Tulsa Women With Dead Toddler In Car Found Guilty Of Murder
TULSA, Oklahoma - He was an innocent little boy who prosecutors say had no one. After a three-hour deliberation, a jury found the two women who were supposed to be caring for the toddler guilty of murdering him.
The Assistant District Attorney said 19-month-old Zamontay Green was basically tortured to death with long-term abuse, and for that jurors want the two women responsible to go to prison for the rest of their lives.
"He had been kicked, he had been punched, he had been struck with cords, he had been struck with belts," said Tulsa County prosecutor Sarah McAmis.
At 19 months old, Green knew nothing but horrific abuse, according to McAmis.
"He literally had injuries to every part of his body. All sides of his head, and face, and back, and arms and abdomen. His eyeballs were bruised," McAmis said.
She said Green's biological parents didn't want him, so they gave him to Jazmine Williams and Mica Shoate. He had been living with the women for several months when Tulsa Police officer Mitchell Helberg discovered his lifeless body in the backseat of Williams' and Shoate's car during a traffic stop.
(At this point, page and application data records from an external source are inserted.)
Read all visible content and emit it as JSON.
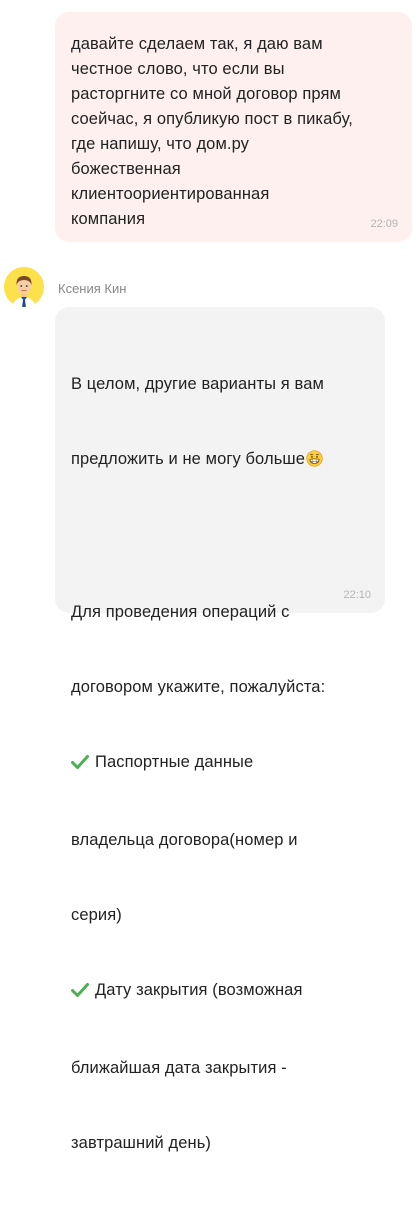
{
  "chat": {
    "messages": [
      {
        "direction": "outgoing",
        "text": "давайте сделаем так, я даю вам\nчестное слово, что если вы\nрасторгните со мной договор прям\nсоейчас, я опубликую пост в пикабу,\nгде напишу, что дом.ру\nбожественная\nклиентоориентированная\nкомпания",
        "time": "22:09"
      },
      {
        "direction": "incoming",
        "sender": "Ксения Кин",
        "lines": [
          "В целом, другие варианты я вам",
          "предложить и не могу больше",
          "",
          "Для проведения операций с",
          "договором укажите, пожалуйста:",
          "Паспортные данные",
          "владельца договора(номер и",
          "серия)",
          "Дату закрытия (возможная",
          "ближайшая дата закрытия -",
          "завтрашний день)"
        ],
        "time": "22:10",
        "icons": {
          "emoji": "grinning-face-icon",
          "bullet": "check-mark-icon"
        }
      }
    ]
  },
  "colors": {
    "outgoing_bubble": "#fdf0ee",
    "incoming_bubble": "#f3f3f3",
    "avatar_bg": "#fde14a",
    "check_green": "#4caf50",
    "time_text": "#b5b5b5"
  }
}
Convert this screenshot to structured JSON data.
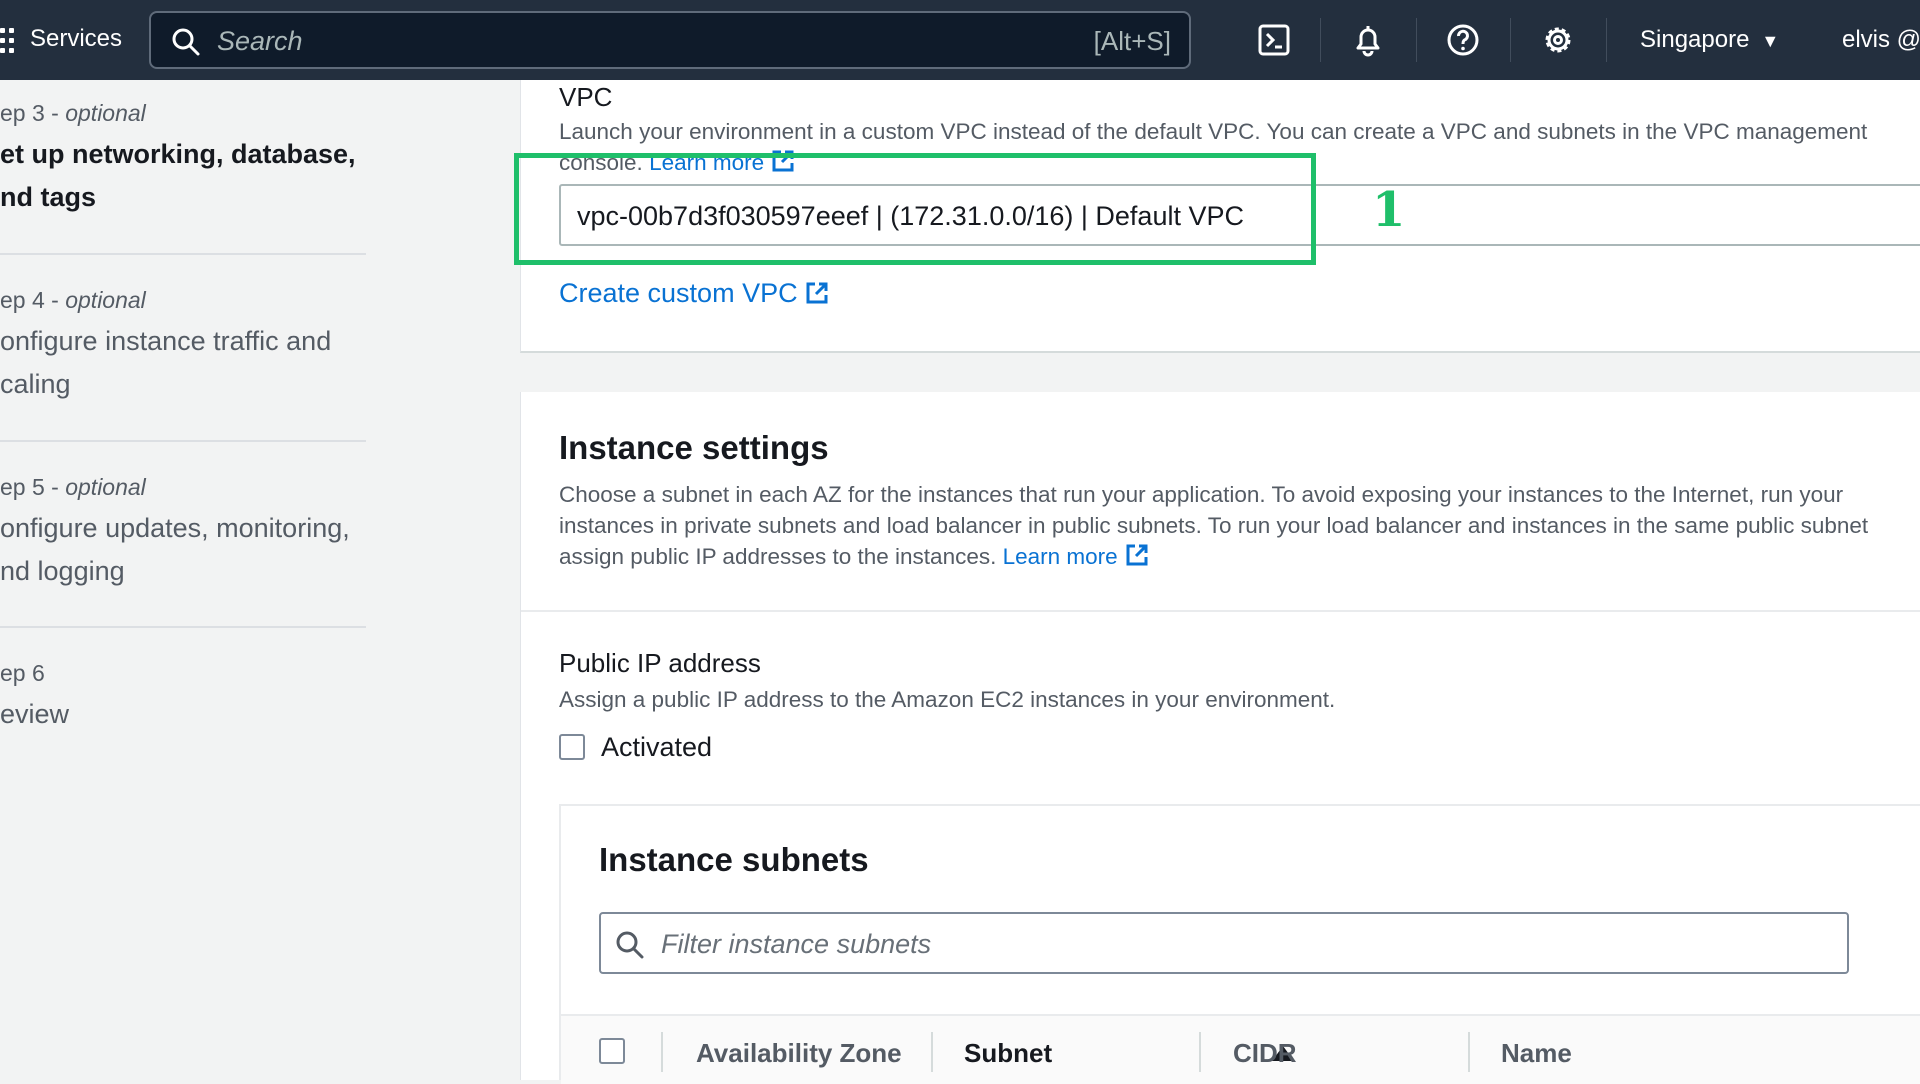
{
  "topnav": {
    "services_label": "Services",
    "search_placeholder": "Search",
    "search_shortcut": "[Alt+S]",
    "icons": [
      "cloudshell-icon",
      "bell-icon",
      "help-icon",
      "gear-icon"
    ],
    "region": "Singapore",
    "user": "elvis @"
  },
  "steps": [
    {
      "label_prefix": "ep 3 - ",
      "label_optional": "optional",
      "title_line1": "et up networking, database,",
      "title_line2": "nd tags",
      "active": true
    },
    {
      "label_prefix": "ep 4 - ",
      "label_optional": "optional",
      "title_line1": "onfigure instance traffic and",
      "title_line2": "caling",
      "active": false
    },
    {
      "label_prefix": "ep 5 - ",
      "label_optional": "optional",
      "title_line1": "onfigure updates, monitoring,",
      "title_line2": "nd logging",
      "active": false
    },
    {
      "label_prefix": "ep 6",
      "label_optional": "",
      "title_line1": "eview",
      "title_line2": "",
      "active": false
    }
  ],
  "vpc": {
    "label": "VPC",
    "description": "Launch your environment in a custom VPC instead of the default VPC. You can create a VPC and subnets in the VPC management",
    "description_line2": "console.",
    "learn_more": "Learn more",
    "selected_value": "vpc-00b7d3f030597eeef | (172.31.0.0/16) | Default VPC",
    "create_link": "Create custom VPC",
    "annotation": "1"
  },
  "instance_settings": {
    "title": "Instance settings",
    "description_line1": "Choose a subnet in each AZ for the instances that run your application. To avoid exposing your instances to the Internet, run your",
    "description_line2": "instances in private subnets and load balancer in public subnets. To run your load balancer and instances in the same public subnet",
    "description_line3": "assign public IP addresses to the instances.",
    "learn_more": "Learn more"
  },
  "public_ip": {
    "title": "Public IP address",
    "description": "Assign a public IP address to the Amazon EC2 instances in your environment.",
    "checkbox_label": "Activated",
    "checked": false
  },
  "instance_subnets": {
    "title": "Instance subnets",
    "filter_placeholder": "Filter instance subnets",
    "columns": [
      "Availability Zone",
      "Subnet",
      "CIDR",
      "Name"
    ],
    "sorted_column": "Subnet"
  },
  "colors": {
    "nav_bg": "#232f3e",
    "link": "#0972d3",
    "annotation": "#1fbf6a"
  }
}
"I felt his foot and it was so cold, it was very cold. I moved my hand to his heart and I felt nothing," Helberg said.
He performed CPR but it was too late, Green was gone. The medical examiner said he was killed by a major blow to the head. Prosecutors believe the toddler had been dead for hours before police found him.
"So he was struck with such force in his head that it caused a massive injury and caused him to die," McAmis said. "These women chose, for hours, to stand by and literally watch as he died a horrible death."
The defense attorney suggested the boy had a history of seizures and said what appeared to be cuts and bruises could be explained by how a child looks after death. Throughout the trial, Williams and Shoate sat emotionless, until the verdict was read.
"They never cried when we showed the pictures of his body, they only cared about themselves and how they are going to be punished," McAmis said.
Helberg said, "It's so hard to look at a little boy that is so innocent and then to just look at evil."
Now with two guilty verdicts, prosecutors and police say Green finally has justice.